Last Saturday we discussed about the parable of the shrewd manager in Luk 16.1-15, and what was suspiciously absent from the discussion was the inherent value of wealth itself, which I believe could hold an important key for the passage, especially as the passage was followed, almost immediately, with the parable of the rich man and Lazarus (16.19-31), where the rich man was punished because of his indifference towards Lazarus. Possession is not neutral in itself, then, especially when Jesus said that “you will always have the poor among you.” (Mrk 14.7) To do nothing with your money is not a neutral act; it is actually a form of injustice. To use our money wisely means that it must be channeled to those who need it the most.

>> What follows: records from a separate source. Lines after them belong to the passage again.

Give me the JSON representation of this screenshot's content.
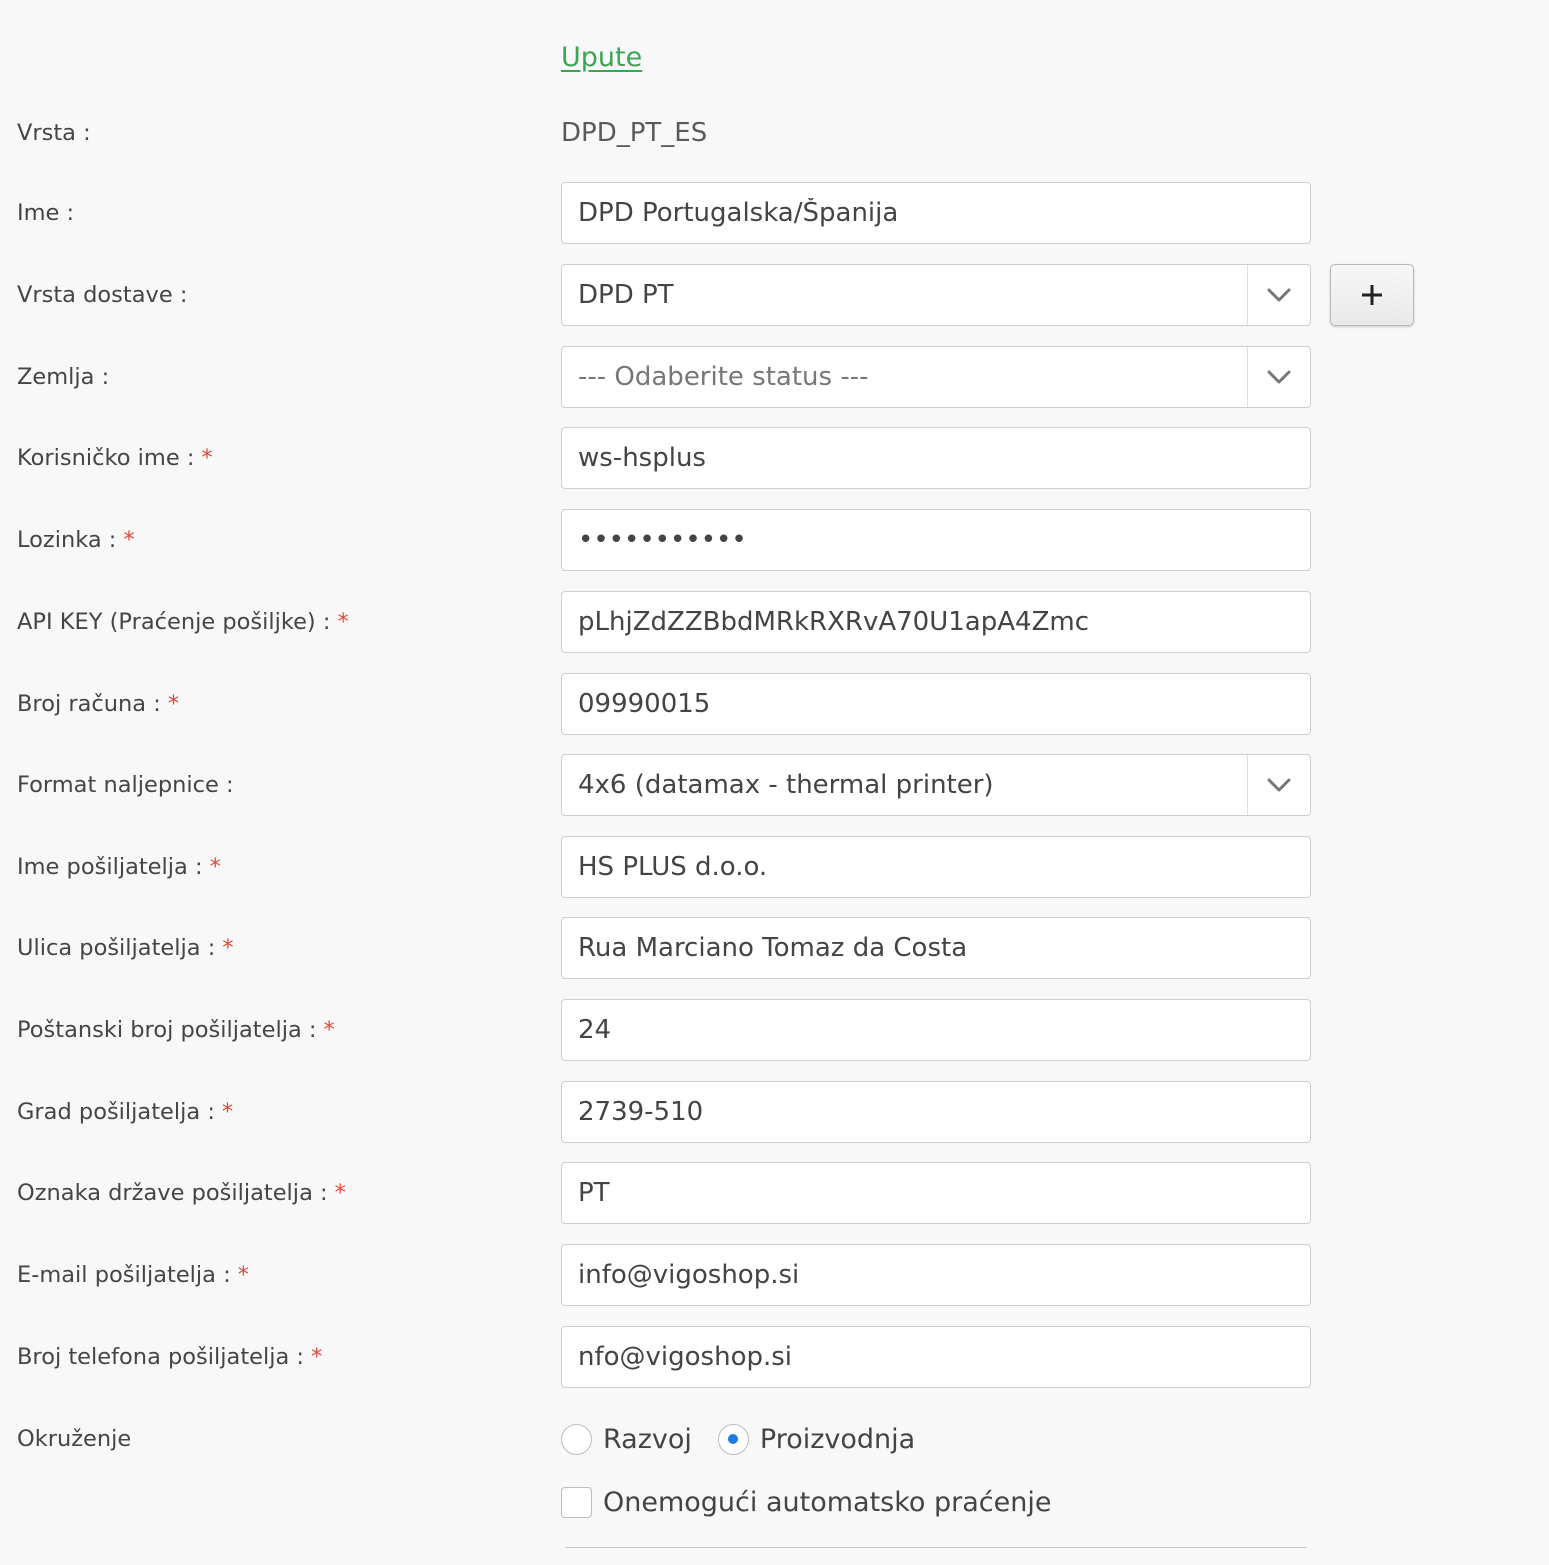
{
  "help_link": "Upute",
  "fields": {
    "vrsta": {
      "label": "Vrsta :",
      "value": "DPD_PT_ES"
    },
    "ime": {
      "label": "Ime :",
      "value": "DPD Portugalska/Španija"
    },
    "vrsta_dostave": {
      "label": "Vrsta dostave :",
      "value": "DPD PT",
      "add_button": "+"
    },
    "zemlja": {
      "label": "Zemlja :",
      "placeholder": "--- Odaberite status ---"
    },
    "korisnicko_ime": {
      "label": "Korisničko ime :",
      "value": "ws-hsplus"
    },
    "lozinka": {
      "label": "Lozinka :",
      "value": "•••••••••••"
    },
    "api_key": {
      "label": "API KEY (Praćenje pošiljke) :",
      "value": "pLhjZdZZBbdMRkRXRvA70U1apA4Zmc"
    },
    "broj_racuna": {
      "label": "Broj računa :",
      "value": "09990015"
    },
    "format_naljepnice": {
      "label": "Format naljepnice :",
      "value": "4x6 (datamax - thermal printer)"
    },
    "ime_posiljatelja": {
      "label": "Ime pošiljatelja :",
      "value": "HS PLUS d.o.o."
    },
    "ulica_posiljatelja": {
      "label": "Ulica pošiljatelja :",
      "value": "Rua Marciano Tomaz da Costa"
    },
    "postanski_broj": {
      "label": "Poštanski broj pošiljatelja :",
      "value": "24"
    },
    "grad_posiljatelja": {
      "label": "Grad pošiljatelja :",
      "value": "2739-510"
    },
    "oznaka_drzave": {
      "label": "Oznaka države pošiljatelja :",
      "value": "PT"
    },
    "email_posiljatelja": {
      "label": "E-mail pošiljatelja :",
      "value": "info@vigoshop.si"
    },
    "telefon_posiljatelja": {
      "label": "Broj telefona pošiljatelja :",
      "value": "nfo@vigoshop.si"
    }
  },
  "required_marker": "*",
  "okruzenje": {
    "label": "Okruženje",
    "options": [
      "Razvoj",
      "Proizvodnja"
    ],
    "selected": "Proizvodnja"
  },
  "disable_tracking": {
    "label": "Onemogući automatsko praćenje",
    "checked": false
  },
  "colors": {
    "link": "#3aa655",
    "required": "#e04a3b",
    "radio_selected": "#1a7ce0"
  },
  "icons": {
    "select_caret": "chevron-down-icon",
    "add": "plus-icon"
  }
}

Coming back to the parable of the shrewd manager, if indeed what I argued earlier is correct, it makes better sense why Mammon is called “unrighteous Mammon” here in 16.1-15, which can be translated as well to “unjust (adikia) Mammon”. It fits with the description for the manager in v. 8: dishonest (adikia), which again can be translated to “unjust manager”. Our global financial system works such that the flow of money actually goes from the poor to the rich. Thus money in the hands of the rich is “unjust Mammon”, which must be put to right by redistributing it to the poor. Similarly, the manager has been behaving in an unjust manner, by charging exorbitant rate such that even after he discounted the loans, his master would still not lose his money. Indeed, to discount the loans is the only right thing to do, to put things right again. The rich has a moral obligation towards the poor. Or, to quote one of the basic principles of Catholic social teaching: God has a “preferential option for the poor” — and so should we.
(Indonesian translation used the same word to describe the manager and Mammon: “tidak jujur”/dishonest, but it obscured the rich content and social dimension of the word dikaio/righteousness/justice. Not to mention that “dishonest Mammon” makes little sense, if any. It is not only a matter of dishonesty. It is a matter of socio-economic justice.)
If you find my discussion to be overtly liberationist, then so be it, since I found that there is another thing which is suspiciously absent from theological discourses in Singapore: liberation theology and praxis. Although after a further reflection it makes perfect sense since the church in Singapore is overwhelmingly middle-class and upper-class in nature. We desperately need Marx here.